For over 40 years, investigators have explored the idea that psychosis symptoms are expressed at levels below their clinical manifestation (Chapman, Chapman, Kwapil, Eckblad, & Zinser, 1994; Claridge, 1997; van Os, Hanssen, Bijl, & Ravelli, 2000; Strauss, 1969; Wiles et al., 2006). van Os, Linscott, Myin-Germeys, Delespaul, and Krabbendam (2009) described a Proneness–Persistence–Impairment model of psychosis to explain these data. Many are prone to transitory psychotic experiences; for a smaller group the experiences persist but cause no impairment; for an even smaller group the experiences persist and lead to impairment. In this context the authors suggest that clinical psychotic disorders could be seen as “a rare poor outcome” (p. 190) of anomalous experiences. This alters the focus of models of psychosis away from the question of what factors cause unusual experiences to occur ( Broome et al., 2005) to what factors cause unusual experiences to continue and to cause distress. Cognitive models of psychosis, developed from clinical samples, focus on Impairment ( Garety, Bebbington, Fowler, Freeman, & Kuipers, 2007; Garety, Kuipers, Fowler, Freeman, & Bebbington, 2001). Differentiating between Persistence and Impairment is an important question which allows us to examine the factors which are hypothesised to maintain distress.
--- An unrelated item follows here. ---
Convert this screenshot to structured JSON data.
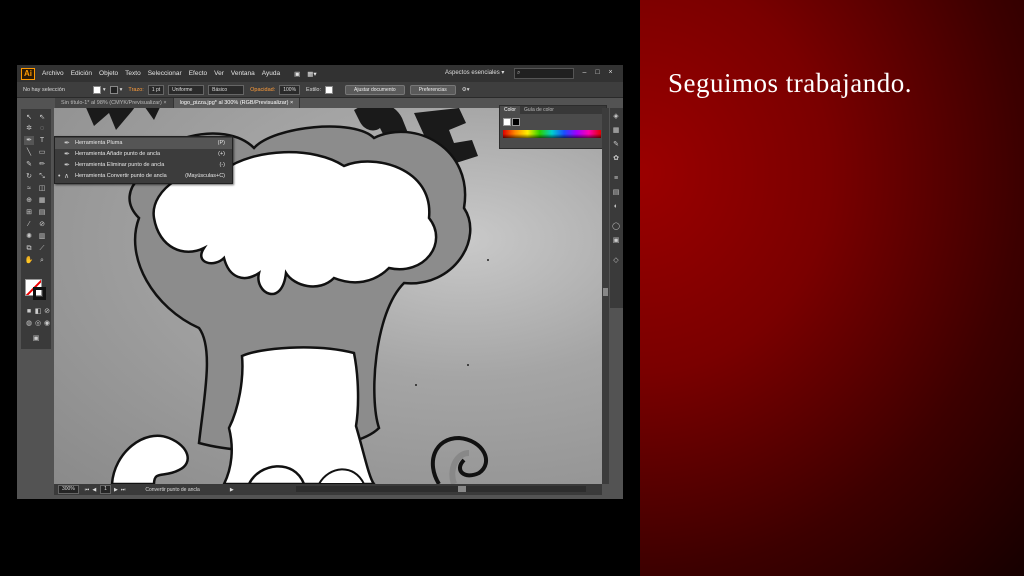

Cognitive models of psychosis have proposed that anomalous experiences become psychotic disorders depending on the appraisal of the experience and the subsequent emotional response (Chadwick & Birchwood, 1994; Freeman, 2007; Garety et al., 2001, 2007; Morrison, 2001). One aspect of cognitive models which may be particularly relevant is the concept of safety-seeking behaviours. Safety-seeking behaviours were first examined in cognitive theories of anxiety disorders (e.g. Clark, 1999; Salkovskis, 1996), but have also been included in cognitive models of psychosis (e.g. Freeman, Garety, Kuipers, Fowler, & Bebbington, 2002; Morrison, 2001). Many delusional beliefs share with anxiety disorders a theme of “anticipation of danger” ( Freeman & Garety, 1999; Freeman, Garety, & Kuipers, 2001). Freeman et al. argue that individuals with delusions who anticipate danger may take preventative action in order to achieve safety. These actions nullify disconfirmatory evidence of the lack of threat by turning the situation into a “near miss”, thus maintaining the threat belief and never allowing the anxiety to habituate. Some evidence supports the role of safety behaviours in maintaining impairment in psychosis (Campbell & Morrison, 2007; Freeman et al., 2007; Hacker, Birchwood, Tudway, Meaden, & Amphlett, 2008; Nothard, Morrison, & Wells, 2008). For instance, Freeman et al. (2007) examined 100 people with current persecutory delusions. Ninety-six percent of patients reported that they had used a safety behaviour in the last month, and a greater use of safety behaviours was related to higher levels of anxiety, depression and delusional distress. Hacker et al. (2008) looked at safety behaviours in 23 voice hearers with psychosis diagnoses. Over 80% of the voice hearers had used a safety behaviour in the last month, and safety behaviour use was related to distress. The relationship between safety behaviours and distress was almost fully mediated by beliefs about the omnipotence of the voices. These results were in line with the cognitive formulation that the voice hearers engaged in safety behaviours to reduce the threat from powerful voices, not to reduce their distress per se.